In fact, I am so glad to be emerging from the post-second-hospital-trip-for-Bridget funk that I am using "you" when I write which usually drives my crazy because I don't actually mean You, dear reader. I mean ME.
ANYHOO, Yeah! I feeling like me again for the first time in, oh, 6 3/4 weeks (i.e., since June 5) when Bridget went into the hospital for the second time. And honestly, the reality of everything didn't even hit me until she got out, so it's been a short 5 1/2 week funk. BUT IT HAS NOT BEEN FUN. Fun-ky. It does not mean "Fun in Kentucky."
The funk did not originate from actually being in the hospital. For the most part, two out of our three hospital visits have been funky free. It was this last time, when things got so bad and weird so quickly that Funky made an appearance.

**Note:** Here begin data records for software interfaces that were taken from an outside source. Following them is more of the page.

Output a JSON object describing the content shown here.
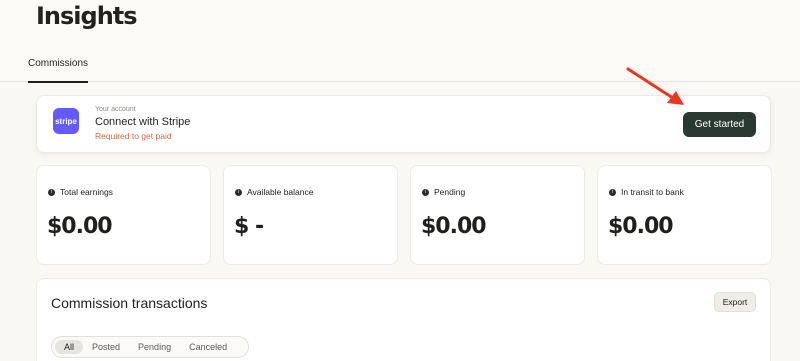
{
  "page": {
    "title": "Insights"
  },
  "tabs": [
    {
      "label": "Commissions",
      "active": true
    }
  ],
  "stripe": {
    "logo_text": "stripe",
    "caption": "Your account",
    "title": "Connect with Stripe",
    "note": "Required to get paid",
    "button_label": "Get started"
  },
  "stats": [
    {
      "label": "Total earnings",
      "value": "$0.00"
    },
    {
      "label": "Available balance",
      "value": "$ -"
    },
    {
      "label": "Pending",
      "value": "$0.00"
    },
    {
      "label": "In transit to bank",
      "value": "$0.00"
    }
  ],
  "transactions": {
    "title": "Commission transactions",
    "export_label": "Export",
    "filters": [
      "All",
      "Posted",
      "Pending",
      "Canceled"
    ],
    "active_filter": "All"
  },
  "colors": {
    "background": "#f9f8f4",
    "primary_button": "#2a3a33",
    "stripe_brand": "#635bff",
    "warning_text": "#d1673f",
    "annotation_arrow": "#e8371e"
  },
  "icons": {
    "info": "info-icon",
    "annotation": "red-arrow-icon"
  }
}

Ok. Can we stop with the funky theme? I'm not a skilled enough writer to keep that going.
What has been tough is knowing that Bridget's atelectasis is probably going to come back. And we may be back in the hospital again. When I write that (outside of the pit of funk), it doesn't seem that bad. But for much of the time since her diagnosis thinking about that has been very scary for me.
I think my emotions and my rationality have finally called a truce so that I am more secure that we will stay on top of this when she gets a cold again. We'll be doing all her treatments and we, along with her teachers, will be monitoring her oxygen levels to make sure she's at a healthy level. Really, that's all I've been waiting for--for my emotional side to stop hyperventilating enough to trust my rational side that we will always be on top of Bridget's colds. We may have a few setbacks (sort of like learning about Christopher's asthma means), but we are going to be on top of this. Eventually. Mostly. Much of the time. ((pant, pant, pant, fluttering of hands in front of face))
And of course, my even keeled Midwestern husband even has a few mild reactions like drolly noting when Bridget awoke with a runny nose yesterday, "Most parents don't panic when their daughter gets a cold." We, on the other hand, evaluate the amount of snot in her nose, make her cough and evaluate how "wet" it is, monitor her oxygen level, and start her back on saline and her shaky vest.
So yes. Mostly better. MUCH better actually. Slowly but surely, we are getting back to normal. And that feels awfully nice.